Instructions for the task:
Please return the full listing. Every line must match exactly.
______
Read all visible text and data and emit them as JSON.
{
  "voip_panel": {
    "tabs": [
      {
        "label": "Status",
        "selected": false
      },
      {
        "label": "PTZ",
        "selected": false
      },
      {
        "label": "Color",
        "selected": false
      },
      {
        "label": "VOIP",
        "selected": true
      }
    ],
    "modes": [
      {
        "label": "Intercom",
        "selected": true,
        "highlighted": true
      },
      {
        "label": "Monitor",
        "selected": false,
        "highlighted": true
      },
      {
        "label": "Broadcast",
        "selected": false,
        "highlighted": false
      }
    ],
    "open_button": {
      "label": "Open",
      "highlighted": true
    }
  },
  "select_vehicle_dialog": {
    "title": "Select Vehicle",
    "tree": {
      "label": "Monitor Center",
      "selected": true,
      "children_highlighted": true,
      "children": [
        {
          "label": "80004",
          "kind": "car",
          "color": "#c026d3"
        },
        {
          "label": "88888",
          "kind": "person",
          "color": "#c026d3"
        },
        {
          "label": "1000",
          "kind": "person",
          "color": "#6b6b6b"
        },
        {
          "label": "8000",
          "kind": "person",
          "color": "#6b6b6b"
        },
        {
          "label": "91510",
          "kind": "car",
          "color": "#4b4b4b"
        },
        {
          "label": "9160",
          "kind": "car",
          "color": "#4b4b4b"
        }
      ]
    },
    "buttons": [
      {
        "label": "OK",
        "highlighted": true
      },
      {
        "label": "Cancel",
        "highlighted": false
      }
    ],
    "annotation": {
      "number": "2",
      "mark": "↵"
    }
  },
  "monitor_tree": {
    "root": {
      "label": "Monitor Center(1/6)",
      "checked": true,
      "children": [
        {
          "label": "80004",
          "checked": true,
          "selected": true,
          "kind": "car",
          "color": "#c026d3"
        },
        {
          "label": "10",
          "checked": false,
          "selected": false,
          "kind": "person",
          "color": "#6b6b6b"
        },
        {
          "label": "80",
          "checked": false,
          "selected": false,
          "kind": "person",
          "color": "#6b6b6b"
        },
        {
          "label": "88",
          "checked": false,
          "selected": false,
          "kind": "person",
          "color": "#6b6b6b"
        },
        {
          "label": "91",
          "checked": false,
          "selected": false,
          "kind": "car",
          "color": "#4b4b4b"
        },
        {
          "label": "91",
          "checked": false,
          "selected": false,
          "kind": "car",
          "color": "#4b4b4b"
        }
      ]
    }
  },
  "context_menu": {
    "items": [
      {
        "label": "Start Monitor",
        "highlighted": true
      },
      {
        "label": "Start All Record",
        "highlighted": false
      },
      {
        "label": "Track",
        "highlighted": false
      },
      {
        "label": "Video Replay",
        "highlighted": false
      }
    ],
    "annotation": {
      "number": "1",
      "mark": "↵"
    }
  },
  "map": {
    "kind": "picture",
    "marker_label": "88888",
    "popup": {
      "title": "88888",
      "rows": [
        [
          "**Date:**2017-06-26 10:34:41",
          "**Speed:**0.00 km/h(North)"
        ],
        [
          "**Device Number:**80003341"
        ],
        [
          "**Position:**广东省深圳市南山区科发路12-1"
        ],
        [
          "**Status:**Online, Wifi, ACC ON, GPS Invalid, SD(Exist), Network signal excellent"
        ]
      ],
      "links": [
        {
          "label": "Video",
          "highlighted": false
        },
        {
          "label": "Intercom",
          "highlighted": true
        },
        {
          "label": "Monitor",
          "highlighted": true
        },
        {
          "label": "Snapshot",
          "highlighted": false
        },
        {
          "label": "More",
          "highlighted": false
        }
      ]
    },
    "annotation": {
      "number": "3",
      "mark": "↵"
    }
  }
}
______
Solution to this exercise:
Read all visible text and data and emit them as JSON.
{
  "voip_panel": {
    "tabs": [
      {
        "label": "Status",
        "selected": false
      },
      {
        "label": "PTZ",
        "selected": false
      },
      {
        "label": "Color",
        "selected": false
      },
      {
        "label": "VOIP",
        "selected": true
      }
    ],
    "modes": [
      {
        "label": "Intercom",
        "selected": true,
        "highlighted": true
      },
      {
        "label": "Monitor",
        "selected": false,
        "highlighted": true
      },
      {
        "label": "Broadcast",
        "selected": false,
        "highlighted": false
      }
    ],
    "open_button": {
      "label": "Open",
      "highlighted": true
    }
  },
  "select_vehicle_dialog": {
    "title": "Select Vehicle",
    "tree": {
      "label": "Monitor Center",
      "selected": true,
      "children_highlighted": true,
      "children": [
        {
          "label": "80004",
          "kind": "car",
          "color": "#c026d3"
        },
        {
          "label": "88888",
          "kind": "person",
          "color": "#c026d3"
        },
        {
          "label": "1000",
          "kind": "person",
          "color": "#6b6b6b"
        },
        {
          "label": "8000",
          "kind": "person",
          "color": "#6b6b6b"
        },
        {
          "label": "91510",
          "kind": "car",
          "color": "#4b4b4b"
        },
        {
          "label": "9160",
          "kind": "car",
          "color": "#4b4b4b"
        }
      ]
    },
    "buttons": [
      {
        "label": "OK",
        "highlighted": true
      },
      {
        "label": "Cancel",
        "highlighted": false
      }
    ],
    "annotation": {
      "number": "2",
      "mark": "↵"
    }
  },
  "monitor_tree": {
    "root": {
      "label": "Monitor Center(1/6)",
      "checked": true,
      "children": [
        {
          "label": "80004",
          "checked": true,
          "selected": true,
          "kind": "car",
          "color": "#c026d3"
        },
        {
          "label": "10",
          "checked": false,
          "selected": false,
          "kind": "person",
          "color": "#6b6b6b"
        },
        {
          "label": "80",
          "checked": false,
          "selected": false,
          "kind": "person",
          "color": "#6b6b6b"
        },
        {
          "label": "88",
          "checked": false,
          "selected": false,
          "kind": "person",
          "color": "#6b6b6b"
        },
        {
          "label": "91",
          "checked": false,
          "selected": false,
          "kind": "car",
          "color": "#4b4b4b"
        },
        {
          "label": "91",
          "checked": false,
          "selected": false,
          "kind": "car",
          "color": "#4b4b4b"
        }
      ]
    }
  },
  "context_menu": {
    "items": [
      {
        "label": "Start Monitor",
        "highlighted": true
      },
      {
        "label": "Start All Record",
        "highlighted": false
      },
      {
        "label": "Track",
        "highlighted": false
      },
      {
        "label": "Video Replay",
        "highlighted": false
      }
    ],
    "annotation": {
      "number": "1",
      "mark": "↵"
    }
  },
  "map": {
    "kind": "picture",
    "marker_label": "88888",
    "popup": {
      "title": "88888",
      "rows": [
        [
          "**Date:**2017-06-26 10:34:41",
          "**Speed:**0.00 km/h(North)"
        ],
        [
          "**Device Number:**80003341"
        ],
        [
          "**Position:**广东省深圳市南山区科发路12-1"
        ],
        [
          "**Status:**Online, Wifi, ACC ON, GPS Invalid, SD(Exist), Network signal excellent"
        ]
      ],
      "links": [
        {
          "label": "Video",
          "highlighted": false
        },
        {
          "label": "Intercom",
          "highlighted": true
        },
        {
          "label": "Monitor",
          "highlighted": true
        },
        {
          "label": "Snapshot",
          "highlighted": false
        },
        {
          "label": "More",
          "highlighted": false
        }
      ]
    },
    "annotation": {
      "number": "3",
      "mark": "↵"
    }
  }
}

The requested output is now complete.